I’ve been aware of Clare Leighton for a long time. Firstly, as the sister of Roland Leighton, Vera Brittain’s fiancé who was killed just before Christmas 1915. Roland’s death & the other bereavements Vera suffered during WWI were devastating for Vera as they must also have been for the Leighton family. Vera writes about them in Testament of Youth, one of my favourite books. Later, I came to know Clare Leighton as a wood engraver. Early editions of the Persephone Quarterly were illustrated with beautiful woodcuts, many by Clare Leighton, including the lovely one on the cover of this reprint of Four Hedges, called A Lapful of Windfalls.
Four Hedges is the story of a year in the garden of Clare & her partner, Noel Brailsford, in the 1930s. The garden was on a slope of the Chiltern Hills, exposed to ferocious winds & the soil was an unforgiving chalk. The four hedges were a necessary shelter for the plants within. Yet the struggle to cultivate the soil & grow anything at all is a part of the charm of the book &, I suspect, to Leighton herself. I don’t think she would have been happy in an easy garden with fertile soil & no problems to overcome. She returns home from a visit to such a garden even more determined to succeed with the challenges of her own place. The hard work of the garden is welcomed & appreciated just as much as the fruits of the garden. Clare & Noel take delight in planning, reading catalogues & making lists as well as mowing the meadow & weeding. Their ambitions are lofty but realistic. The delight of the book is Leighton’s intimate descriptions of the plants & animals that live in her garden. I’m not going to rhapsodise about the writing, I’m just going to let you enjoy a few passages along with some of the many woodcuts that illustrate the book.
And then rain falls, a gentle “growing” rain, as the villagers call it. They look upon it as a friend. To love rain one must live in the country. It falls for several days and the plants strengthen and swell. The faces of the villagers glow as we meet them and discuss it. I listen to it as lie awake one night. There is at first silence, for the rain has ceased. This silence is so dense as to seem to be black. Then comes the silky rustle of soft rain like the sound of a gentle wind in a ripening cornfield. Some while after comes the steady drip of the rain from the pipes into the rain-water tank.
These days of sun demoralise us. We should be working and gardening hard. But it is lovely to lie on my back under the chestnut tree, looking up at the sky; to feel patches of warmth moving over my body as the sun shifts behind different branches and leaves of the trees; to see the insects hover above me and to wonder if, with luck, one of the swallows that twitter high in the air will sweep low near my hand to catch the insects. But for some time now the sun has been behind the thicker part of the chestnut leaves.

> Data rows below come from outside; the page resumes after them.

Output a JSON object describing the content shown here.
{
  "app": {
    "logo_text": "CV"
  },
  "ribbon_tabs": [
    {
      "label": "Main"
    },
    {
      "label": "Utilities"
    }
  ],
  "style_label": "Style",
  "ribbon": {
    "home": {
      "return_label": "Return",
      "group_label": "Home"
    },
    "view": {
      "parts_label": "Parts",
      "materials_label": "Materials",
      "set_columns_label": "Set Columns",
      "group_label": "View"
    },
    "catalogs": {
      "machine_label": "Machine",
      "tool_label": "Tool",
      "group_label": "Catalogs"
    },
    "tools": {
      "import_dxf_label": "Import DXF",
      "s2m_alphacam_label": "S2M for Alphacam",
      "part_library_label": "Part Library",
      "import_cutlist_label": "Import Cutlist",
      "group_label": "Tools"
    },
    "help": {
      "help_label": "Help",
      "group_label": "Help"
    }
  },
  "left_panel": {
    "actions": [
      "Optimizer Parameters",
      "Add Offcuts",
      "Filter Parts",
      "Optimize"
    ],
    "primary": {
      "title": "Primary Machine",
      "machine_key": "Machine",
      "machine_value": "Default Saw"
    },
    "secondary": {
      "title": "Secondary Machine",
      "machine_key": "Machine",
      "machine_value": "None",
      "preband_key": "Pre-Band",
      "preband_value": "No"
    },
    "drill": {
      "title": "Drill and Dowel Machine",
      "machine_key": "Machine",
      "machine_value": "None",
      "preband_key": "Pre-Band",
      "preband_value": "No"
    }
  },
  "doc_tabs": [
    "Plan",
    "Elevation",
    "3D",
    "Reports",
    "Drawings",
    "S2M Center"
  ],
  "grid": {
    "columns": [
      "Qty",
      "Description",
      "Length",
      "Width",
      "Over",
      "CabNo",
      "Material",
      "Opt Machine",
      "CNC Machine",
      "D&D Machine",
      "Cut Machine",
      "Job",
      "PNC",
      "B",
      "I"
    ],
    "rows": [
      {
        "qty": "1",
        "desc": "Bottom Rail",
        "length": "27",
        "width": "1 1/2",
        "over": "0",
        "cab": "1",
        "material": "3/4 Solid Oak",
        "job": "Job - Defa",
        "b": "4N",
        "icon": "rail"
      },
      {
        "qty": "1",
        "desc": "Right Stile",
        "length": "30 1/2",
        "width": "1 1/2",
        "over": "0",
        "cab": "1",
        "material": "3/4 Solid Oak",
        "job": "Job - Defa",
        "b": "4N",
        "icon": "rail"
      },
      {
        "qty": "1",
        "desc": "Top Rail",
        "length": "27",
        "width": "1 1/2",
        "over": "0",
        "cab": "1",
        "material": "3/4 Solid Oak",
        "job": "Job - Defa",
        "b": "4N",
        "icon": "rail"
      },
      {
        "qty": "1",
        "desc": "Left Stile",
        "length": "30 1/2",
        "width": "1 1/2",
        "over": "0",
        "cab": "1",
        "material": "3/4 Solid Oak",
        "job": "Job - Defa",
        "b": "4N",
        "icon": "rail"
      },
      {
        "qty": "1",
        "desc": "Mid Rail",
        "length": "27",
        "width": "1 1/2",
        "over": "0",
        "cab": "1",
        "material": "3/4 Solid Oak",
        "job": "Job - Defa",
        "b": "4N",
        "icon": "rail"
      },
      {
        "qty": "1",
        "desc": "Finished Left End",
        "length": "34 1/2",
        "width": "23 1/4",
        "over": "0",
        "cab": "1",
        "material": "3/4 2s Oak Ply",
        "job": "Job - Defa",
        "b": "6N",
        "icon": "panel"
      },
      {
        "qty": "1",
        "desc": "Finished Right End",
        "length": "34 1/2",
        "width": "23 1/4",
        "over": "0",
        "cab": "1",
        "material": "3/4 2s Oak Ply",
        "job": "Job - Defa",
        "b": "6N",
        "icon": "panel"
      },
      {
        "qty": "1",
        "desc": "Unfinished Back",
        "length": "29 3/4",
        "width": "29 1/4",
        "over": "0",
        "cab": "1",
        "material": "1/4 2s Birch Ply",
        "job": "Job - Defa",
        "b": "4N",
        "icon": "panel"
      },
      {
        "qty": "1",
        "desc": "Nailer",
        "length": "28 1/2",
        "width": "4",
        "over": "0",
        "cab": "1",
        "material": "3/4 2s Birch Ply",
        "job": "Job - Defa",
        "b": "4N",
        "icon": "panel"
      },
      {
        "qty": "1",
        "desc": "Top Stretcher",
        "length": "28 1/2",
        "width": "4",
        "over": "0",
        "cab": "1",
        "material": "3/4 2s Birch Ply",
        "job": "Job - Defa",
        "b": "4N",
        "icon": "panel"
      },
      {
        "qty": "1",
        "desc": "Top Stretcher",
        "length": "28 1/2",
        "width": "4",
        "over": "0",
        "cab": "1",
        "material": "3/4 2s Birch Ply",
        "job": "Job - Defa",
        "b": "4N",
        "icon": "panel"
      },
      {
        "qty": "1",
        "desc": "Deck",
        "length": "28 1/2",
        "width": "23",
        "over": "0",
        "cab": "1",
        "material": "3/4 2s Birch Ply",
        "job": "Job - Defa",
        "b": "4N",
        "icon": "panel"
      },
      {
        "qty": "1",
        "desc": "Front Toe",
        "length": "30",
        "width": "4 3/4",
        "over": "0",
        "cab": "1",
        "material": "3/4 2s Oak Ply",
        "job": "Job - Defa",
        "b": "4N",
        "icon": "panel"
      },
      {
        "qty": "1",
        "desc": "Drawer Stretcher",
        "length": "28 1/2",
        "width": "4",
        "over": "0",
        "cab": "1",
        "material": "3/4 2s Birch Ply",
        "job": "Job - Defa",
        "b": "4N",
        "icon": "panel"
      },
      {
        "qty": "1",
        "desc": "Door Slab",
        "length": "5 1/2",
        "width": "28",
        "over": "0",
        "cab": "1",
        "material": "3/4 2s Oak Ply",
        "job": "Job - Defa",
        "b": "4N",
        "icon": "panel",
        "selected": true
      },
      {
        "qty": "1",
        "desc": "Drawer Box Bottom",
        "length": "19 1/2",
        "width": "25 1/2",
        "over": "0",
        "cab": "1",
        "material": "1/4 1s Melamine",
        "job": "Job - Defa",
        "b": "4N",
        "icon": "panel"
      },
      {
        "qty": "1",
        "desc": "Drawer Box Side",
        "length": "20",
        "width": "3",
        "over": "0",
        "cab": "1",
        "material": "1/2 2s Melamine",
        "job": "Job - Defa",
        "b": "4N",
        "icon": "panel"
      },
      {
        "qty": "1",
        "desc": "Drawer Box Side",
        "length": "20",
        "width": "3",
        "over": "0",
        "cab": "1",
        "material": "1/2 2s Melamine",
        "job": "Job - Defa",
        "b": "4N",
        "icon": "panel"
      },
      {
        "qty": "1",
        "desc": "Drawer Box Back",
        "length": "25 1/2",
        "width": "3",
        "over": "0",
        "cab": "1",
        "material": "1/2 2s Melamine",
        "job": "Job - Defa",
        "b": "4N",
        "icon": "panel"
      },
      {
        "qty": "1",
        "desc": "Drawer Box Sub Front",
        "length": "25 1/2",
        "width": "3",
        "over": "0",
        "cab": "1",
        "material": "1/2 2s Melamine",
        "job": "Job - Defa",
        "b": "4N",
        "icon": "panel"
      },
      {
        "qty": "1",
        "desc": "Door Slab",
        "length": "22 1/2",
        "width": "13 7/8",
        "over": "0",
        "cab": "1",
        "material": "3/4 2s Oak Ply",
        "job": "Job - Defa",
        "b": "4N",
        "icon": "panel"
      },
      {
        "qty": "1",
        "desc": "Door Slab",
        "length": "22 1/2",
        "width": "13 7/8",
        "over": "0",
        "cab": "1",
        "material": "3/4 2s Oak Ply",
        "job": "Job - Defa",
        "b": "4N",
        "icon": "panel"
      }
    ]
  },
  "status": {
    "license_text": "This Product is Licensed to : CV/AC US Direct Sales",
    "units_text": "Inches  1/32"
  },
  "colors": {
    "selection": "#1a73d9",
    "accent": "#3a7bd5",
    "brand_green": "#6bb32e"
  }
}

For there is the same beauty in the shape of the scythe that is in all fundamental things, where shape has been determined by need; so does one think of the lines of a boat, or the curve of a waggon. The sun shines on his back and arms as he swings the scythe, a figure of clear-cut light and shadow. The grasses are so dry this rainless summer that it is like cutting wire; even the dew of early morning soon vanishes and the resisting grasses blunt the blade. Noel has to stop often to sharpen the blade. He holds it upright, stroking the blade with the whetstone along its length on either side. He stands thus ennobled, for there is no pose that is not lyrical and rhythmic when it is tied to the sweeping lines of a scythe.
It is no wonder that we spend so much time with the fruit tree catalogues, for they contain the most engaging descriptions. In them we learn that one apple tree is a “shy bearer”. Another “is not suitable for orchards where cattle graze, as it has a weeping habit.” … The Irish Peach should be eaten from the tree. This would seem to make of apple eating a most serious occupation. We wonder if we have hitherto been too casual…. We read that Allen’s everlasting is “a bad character,” and it is with disappointment that we learn that he is so condemned merely because he does not ripen in cold years. Our malice whetted, we see that Beauty of Bath is “self-sterile,” a condition not uncommon in that resort, and that Baumann’s Reinette is “more pleasing to the eye than to the palate.”
We should never take our gardens too seriously. It is hard to curb ourselves in this, if we have any love for our plants, even as it is difficult to take a walk round the garden without pulling up weeds… It is better to have a few weeds and untidy edges to our flower beds, and to enjoy our garden, than to allow ourselves to be dominated by it. To be able occasionally to shut our eyes to weeds is a great art. Let us relax in our gardens, and as a dear old countrywoman used to say, let us “poddle” in them. We waste else the very beauty for which we have worked.
My copy of Four Hedges is a reprint from Little Toller Books, an imprint of The Dovecote Press. It’s a beautiful object as well as a delightful read, with lots of woodcut illustrations, and French flaps. Little Toller specialize in books about the English countryside & they have some very tempting books on their list. My only disappointment was that my copy of Four Hedges was misbound so I ended up with two Octobers & no December.
Without planning it, I’ve read two illustrated books in the past week. By coincidence, the other book was also being read by Lynne over at Dovegreyreader. I’ll be reviewing it in a few days.